The first “nose job” was performed around 2,600 years ago in India. It was performed by a man named Sushruta. Sushruta was a surgeon from India who wrote the first treatise (a piece of writing that deals properly and methodically with a topic), on the basic principles of surgery. This treatise has been translated and passed all over the world leading to many new discoveries in the surgical world. Many of these discoveries from the treatise deal with plastic surgery, mainly nasal reconstructions, or some might call them “nose jobs.” The medical knowledge dealing with plastic surgery from India (circa 600 B.C.), has had a large impact on what plastic surgery is nowadays.
Plastic Surgery has become a worldwide epidemic in today’s world.
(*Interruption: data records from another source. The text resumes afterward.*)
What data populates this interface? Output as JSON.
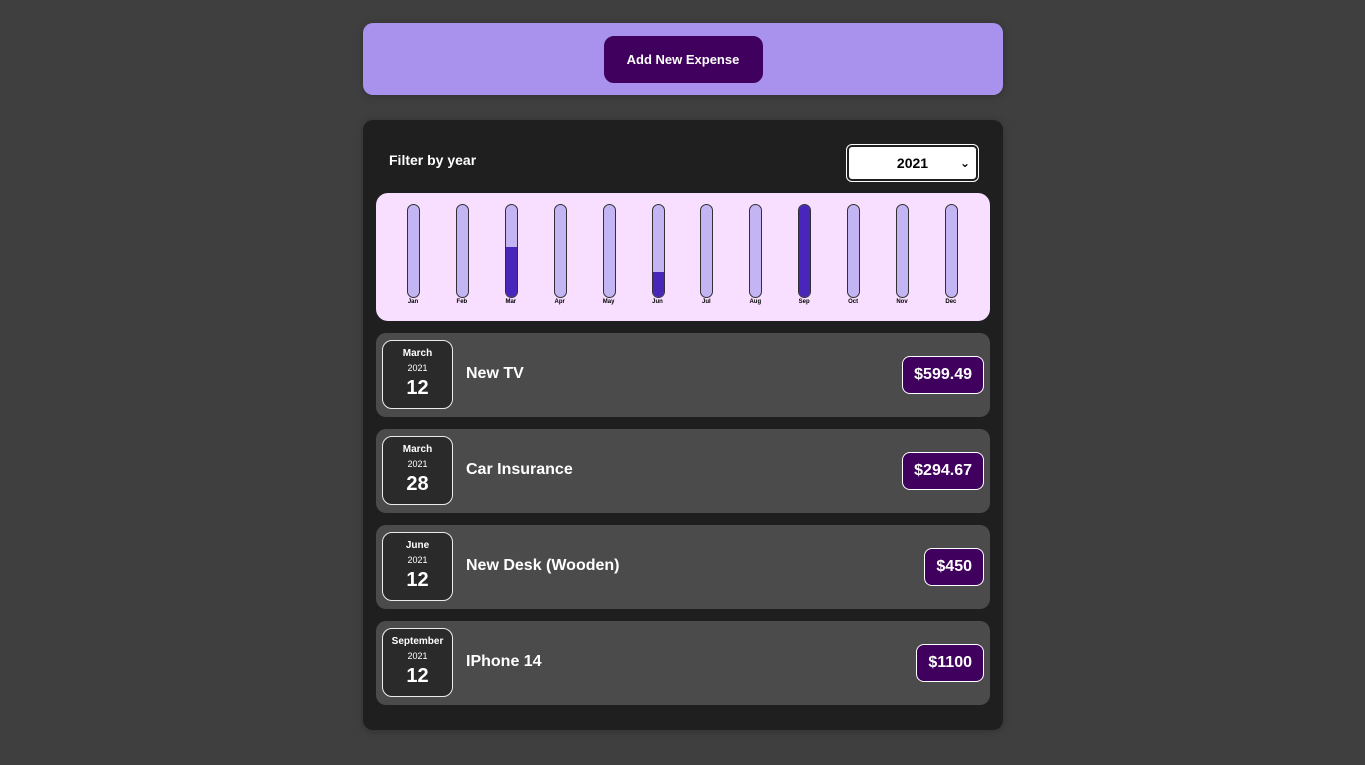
{
  "new_expense": {
    "button_label": "Add New Expense"
  },
  "filter": {
    "label": "Filter by year",
    "selected_year": "2021",
    "chevron": "⌄"
  },
  "chart_data": {
    "type": "bar",
    "categories": [
      "Jan",
      "Feb",
      "Mar",
      "Apr",
      "May",
      "Jun",
      "Jul",
      "Aug",
      "Sep",
      "Oct",
      "Nov",
      "Dec"
    ],
    "values": [
      0,
      0,
      599.49,
      0,
      0,
      294.67,
      0,
      0,
      1100,
      0,
      0,
      0
    ],
    "ylim": [
      0,
      1100
    ],
    "track_color": "#c3b4f3",
    "fill_color": "#4826b9"
  },
  "expenses": [
    {
      "month": "March",
      "year": "2021",
      "day": "12",
      "title": "New TV",
      "amount": "$599.49"
    },
    {
      "month": "March",
      "year": "2021",
      "day": "28",
      "title": "Car Insurance",
      "amount": "$294.67"
    },
    {
      "month": "June",
      "year": "2021",
      "day": "12",
      "title": "New Desk (Wooden)",
      "amount": "$450"
    },
    {
      "month": "September",
      "year": "2021",
      "day": "12",
      "title": "IPhone 14",
      "amount": "$1100"
    }
  ],
  "colors": {
    "background": "#3f3f3f",
    "header_panel": "#a892ee",
    "accent": "#40005d",
    "card": "#1f1f1f",
    "item": "#4b4b4b",
    "chart_bg": "#f8dfff"
  }
}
The number of plastic surgeries continues to increase since 2010. In today’s day and age, plastic surgery is one of the most popular and requested procedures. Females are opting to have plastic surgery because they dislike their body image. Society has impacted many people by brain washing them to believe that a person’s body has to be perfect. In order for one to be considered beautiful, television and media influence people’s perceptions of beauty.
Cosmetic surgery has a surprisingly history many people are not aware of. For example, the first breast implants actually included beeswax, vegetable oil and paraffin. Dr. Varaztad Kazanjian known as “Founding Father” of the modern plastic surgery during the
“I'd rather look younger and feel happy than look older and be depressed” said The Queen of Comedy Joan Rivers. Now a day’s people feel this way about plastic surgery. They would go under knives, hours of surgery and thousands of complication just to look pretty. Every year millions of people go through complicated plastic surgery, and this number is increasing every year. The major reason of this increscent is people want to change their physic to look pretty. Fake beauty or plastic surgery is an obsession this generation in spite of knowing the side effect to bring variation.